CONFERENCE REPORT: CIHA 2008 – CROSSING CULTURES 32nd CONGRESS OF THE INTERNATIONAL COMMITTEE OF THE HISTORY OF ART – TAASA Review March 2008
T hat globalism is currently one of art historyâ€™s most pressing issues is amply illustrated by CIHA 2008: not only the first meeting of an international congress of the history of art to be ever held in the southern hemisphere, but one which sought to grapple with the theme of â€œconflict, migration and convergence in the visual, symbolic and artistic exchanges between cultures throughout historyâ€. CIHA conference, (from left) Chaya Chandrasekhar, Curator, South Asian Art, AGNSW; KhanH Trinh, Curator, Japanese Art, AGNSW; Frederick Asher, Professor, Art History, University of Minneapolis, USA; Jackie Menzies, Head Curator of Asian Art, AGNSW. Over 5 days and 19 sessions, the Melbourne conference covered topics that variously addressed the way in which societies and civilisations have worked to generate collective visual cultures.
It asked participants to consider this core question: to what extent will it be necessary to rethink the discipline of art history in order to establish crosscultural dimensions as fundamental to its scope, method and vision? And what role should institutions such as museums play in this process? Given the large scope of the conference, we provide a detailed report on one of the sessions with a strong Asian art focus, as well as coverage of the Postgraduate Events Program. Representations of nature across cultures before the 20th century Sabrina Snow Peoplesâ€™ relationship with nature has through time been central to their understanding of their place in both the physical and spiritual world.

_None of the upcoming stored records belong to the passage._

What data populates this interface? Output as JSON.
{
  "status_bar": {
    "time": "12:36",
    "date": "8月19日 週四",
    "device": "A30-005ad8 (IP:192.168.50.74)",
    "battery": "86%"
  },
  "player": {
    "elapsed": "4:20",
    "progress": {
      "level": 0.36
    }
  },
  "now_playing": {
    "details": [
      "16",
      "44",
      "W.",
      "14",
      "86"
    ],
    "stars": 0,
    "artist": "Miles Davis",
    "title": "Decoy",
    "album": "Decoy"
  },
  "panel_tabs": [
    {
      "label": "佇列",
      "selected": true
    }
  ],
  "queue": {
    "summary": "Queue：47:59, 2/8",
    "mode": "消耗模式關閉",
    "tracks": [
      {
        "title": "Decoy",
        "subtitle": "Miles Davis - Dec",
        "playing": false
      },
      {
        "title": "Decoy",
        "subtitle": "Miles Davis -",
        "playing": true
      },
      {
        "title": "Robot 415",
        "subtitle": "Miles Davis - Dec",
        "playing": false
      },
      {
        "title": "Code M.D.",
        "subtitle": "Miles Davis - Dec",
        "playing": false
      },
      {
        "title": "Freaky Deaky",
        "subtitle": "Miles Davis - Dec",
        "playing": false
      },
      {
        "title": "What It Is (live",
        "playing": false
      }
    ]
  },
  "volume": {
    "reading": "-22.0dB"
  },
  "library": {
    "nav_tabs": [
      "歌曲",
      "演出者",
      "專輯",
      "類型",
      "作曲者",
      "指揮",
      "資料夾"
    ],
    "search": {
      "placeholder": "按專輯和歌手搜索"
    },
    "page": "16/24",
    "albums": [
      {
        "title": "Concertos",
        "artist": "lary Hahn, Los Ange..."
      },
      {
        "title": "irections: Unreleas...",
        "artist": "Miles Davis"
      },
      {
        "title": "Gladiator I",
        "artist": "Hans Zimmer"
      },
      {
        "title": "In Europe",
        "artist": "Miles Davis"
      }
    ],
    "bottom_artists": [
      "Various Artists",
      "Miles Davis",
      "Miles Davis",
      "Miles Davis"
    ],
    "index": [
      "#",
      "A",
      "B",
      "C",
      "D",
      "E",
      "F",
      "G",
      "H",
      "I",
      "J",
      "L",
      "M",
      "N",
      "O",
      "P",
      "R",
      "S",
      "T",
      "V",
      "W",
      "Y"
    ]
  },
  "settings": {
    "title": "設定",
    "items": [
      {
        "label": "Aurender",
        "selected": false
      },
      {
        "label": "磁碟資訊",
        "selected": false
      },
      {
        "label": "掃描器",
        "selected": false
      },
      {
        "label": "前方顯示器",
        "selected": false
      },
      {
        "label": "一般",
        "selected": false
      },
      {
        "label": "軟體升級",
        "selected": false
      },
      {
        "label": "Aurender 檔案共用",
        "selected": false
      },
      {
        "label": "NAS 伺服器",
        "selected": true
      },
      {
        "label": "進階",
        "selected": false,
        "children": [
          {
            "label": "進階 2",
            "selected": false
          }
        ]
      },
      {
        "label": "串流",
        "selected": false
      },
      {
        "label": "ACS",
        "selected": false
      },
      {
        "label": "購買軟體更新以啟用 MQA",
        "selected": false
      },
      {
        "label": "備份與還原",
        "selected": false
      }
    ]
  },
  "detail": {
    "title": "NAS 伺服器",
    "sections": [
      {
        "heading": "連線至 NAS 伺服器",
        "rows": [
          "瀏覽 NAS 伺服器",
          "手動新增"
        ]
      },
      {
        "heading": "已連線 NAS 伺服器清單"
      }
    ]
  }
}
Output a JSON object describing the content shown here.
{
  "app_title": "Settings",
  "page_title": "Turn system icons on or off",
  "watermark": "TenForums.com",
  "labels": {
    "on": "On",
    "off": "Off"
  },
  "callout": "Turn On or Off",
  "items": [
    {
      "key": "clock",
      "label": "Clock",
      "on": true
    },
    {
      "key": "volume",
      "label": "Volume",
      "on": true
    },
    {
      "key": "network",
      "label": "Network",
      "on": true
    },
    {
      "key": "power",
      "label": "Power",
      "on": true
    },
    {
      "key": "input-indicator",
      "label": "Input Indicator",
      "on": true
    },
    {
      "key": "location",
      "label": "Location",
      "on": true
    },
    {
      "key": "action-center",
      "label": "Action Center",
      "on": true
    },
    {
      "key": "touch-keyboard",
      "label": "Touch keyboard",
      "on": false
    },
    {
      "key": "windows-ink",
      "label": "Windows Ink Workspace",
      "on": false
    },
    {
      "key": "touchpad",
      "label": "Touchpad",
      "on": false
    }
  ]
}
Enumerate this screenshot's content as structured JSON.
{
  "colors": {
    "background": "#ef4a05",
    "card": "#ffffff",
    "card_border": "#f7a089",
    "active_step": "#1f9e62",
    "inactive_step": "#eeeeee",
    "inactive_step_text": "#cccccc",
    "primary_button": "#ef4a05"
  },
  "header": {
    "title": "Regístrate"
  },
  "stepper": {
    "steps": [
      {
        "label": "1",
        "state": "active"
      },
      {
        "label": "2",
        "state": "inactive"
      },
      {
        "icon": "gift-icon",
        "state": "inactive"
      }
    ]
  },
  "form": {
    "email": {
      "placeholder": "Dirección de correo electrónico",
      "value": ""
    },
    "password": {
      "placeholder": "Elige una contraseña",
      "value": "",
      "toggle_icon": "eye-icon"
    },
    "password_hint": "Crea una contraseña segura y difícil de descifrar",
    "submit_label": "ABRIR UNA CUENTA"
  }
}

In this CIHA session, speakers addressed the ways various artistic traditions, Asian in particular, have reflected this understanding through different interpretations of the landscape in art...